--- Information shown Enclosed Below ---
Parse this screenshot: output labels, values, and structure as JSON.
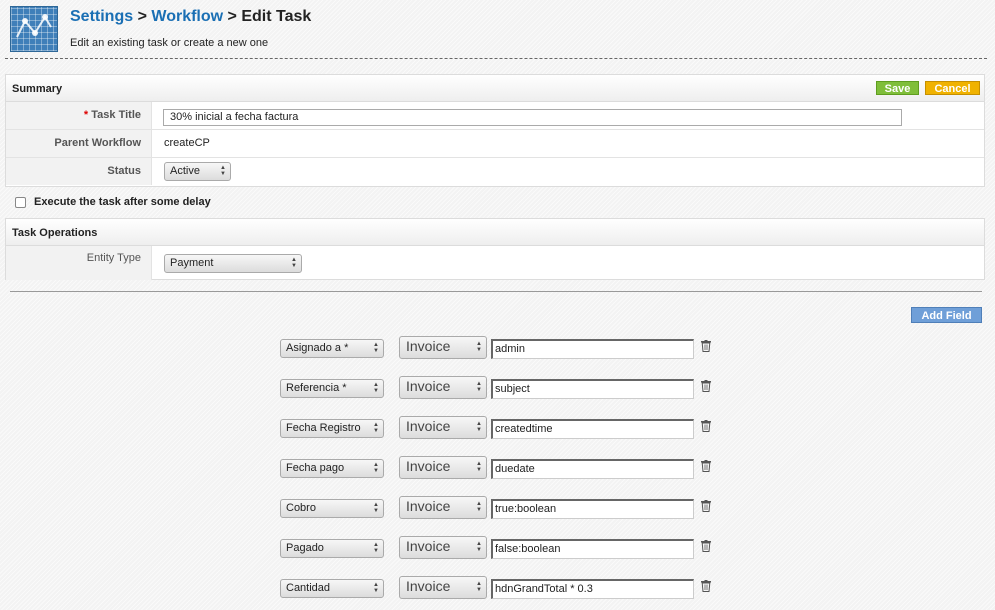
{
  "breadcrumb": {
    "settings": "Settings",
    "sep1": ">",
    "workflow": "Workflow",
    "sep2": ">",
    "current": "Edit Task"
  },
  "subtitle": "Edit an existing task or create a new one",
  "summary": {
    "title": "Summary",
    "save_label": "Save",
    "cancel_label": "Cancel",
    "task_title_required": "*",
    "task_title_label": "Task Title",
    "task_title_value": "30% inicial a fecha factura",
    "parent_workflow_label": "Parent Workflow",
    "parent_workflow_value": "createCP",
    "status_label": "Status",
    "status_value": "Active"
  },
  "delay": {
    "label": "Execute the task after some delay",
    "checked": false
  },
  "task_operations": {
    "title": "Task Operations",
    "entity_type_label": "Entity Type",
    "entity_type_value": "Payment"
  },
  "add_field_label": "Add Field",
  "field_mappings": [
    {
      "field": "Asignado a *",
      "source": "Invoice",
      "value": "admin"
    },
    {
      "field": "Referencia *",
      "source": "Invoice",
      "value": "subject"
    },
    {
      "field": "Fecha Registro",
      "source": "Invoice",
      "value": "createdtime"
    },
    {
      "field": "Fecha pago",
      "source": "Invoice",
      "value": "duedate"
    },
    {
      "field": "Cobro",
      "source": "Invoice",
      "value": "true:boolean"
    },
    {
      "field": "Pagado",
      "source": "Invoice",
      "value": "false:boolean"
    },
    {
      "field": "Cantidad",
      "source": "Invoice",
      "value": "hdnGrandTotal * 0.3"
    }
  ],
  "colors": {
    "link": "#1a6fb4",
    "save": "#7fbe3a",
    "cancel": "#f0b200",
    "add_field": "#6f9fd8"
  },
  "icons": {
    "logo": "workflow-logo-icon",
    "delete": "trash-icon",
    "select_arrows": "updown-arrows-icon"
  }
}
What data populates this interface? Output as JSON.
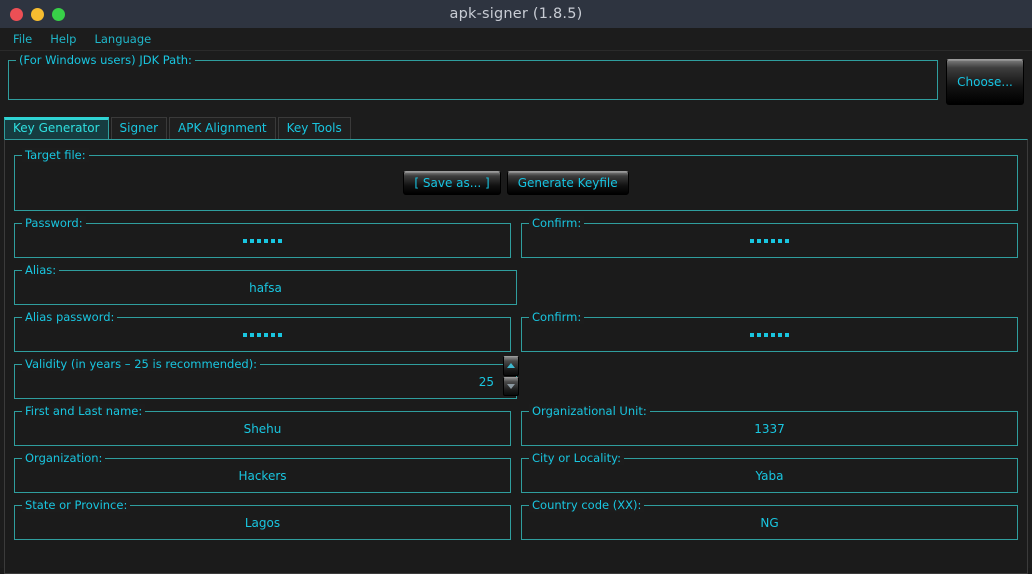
{
  "window": {
    "title": "apk-signer (1.8.5)",
    "controls": [
      "close",
      "minimize",
      "maximize"
    ],
    "accent_color": "#19c6e0",
    "border_color": "#2f9e9e",
    "titlebar_color": "#2e3440",
    "background_color": "#1c1c1c"
  },
  "menubar": {
    "items": [
      {
        "label": "File"
      },
      {
        "label": "Help"
      },
      {
        "label": "Language"
      }
    ]
  },
  "jdk": {
    "legend": "(For Windows users) JDK Path:",
    "value": "",
    "placeholder": "",
    "choose_label": "Choose..."
  },
  "tabs": [
    {
      "label": "Key Generator",
      "active": true
    },
    {
      "label": "Signer",
      "active": false
    },
    {
      "label": "APK Alignment",
      "active": false
    },
    {
      "label": "Key Tools",
      "active": false
    }
  ],
  "key_generator": {
    "target_file": {
      "legend": "Target file:",
      "save_as_label": "[ Save as... ]",
      "generate_label": "Generate Keyfile"
    },
    "fields": {
      "password": {
        "legend": "Password:",
        "value": "......",
        "masked": true,
        "dot_count": 6
      },
      "password_confirm": {
        "legend": "Confirm:",
        "value": "......",
        "masked": true,
        "dot_count": 6
      },
      "alias": {
        "legend": "Alias:",
        "value": "hafsa",
        "masked": false
      },
      "alias_password": {
        "legend": "Alias password:",
        "value": "......",
        "masked": true,
        "dot_count": 6
      },
      "alias_password_confirm": {
        "legend": "Confirm:",
        "value": "......",
        "masked": true,
        "dot_count": 6
      },
      "validity": {
        "legend": "Validity (in years – 25 is recommended):",
        "value": "25"
      },
      "first_last_name": {
        "legend": "First and Last name:",
        "value": "Shehu"
      },
      "organizational_unit": {
        "legend": "Organizational Unit:",
        "value": "1337"
      },
      "organization": {
        "legend": "Organization:",
        "value": "Hackers"
      },
      "city_or_locality": {
        "legend": "City or Locality:",
        "value": "Yaba"
      },
      "state_or_province": {
        "legend": "State or Province:",
        "value": "Lagos"
      },
      "country_code": {
        "legend": "Country code (XX):",
        "value": "NG"
      }
    }
  }
}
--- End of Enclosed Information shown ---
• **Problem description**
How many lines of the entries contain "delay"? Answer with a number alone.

• **Reply**
2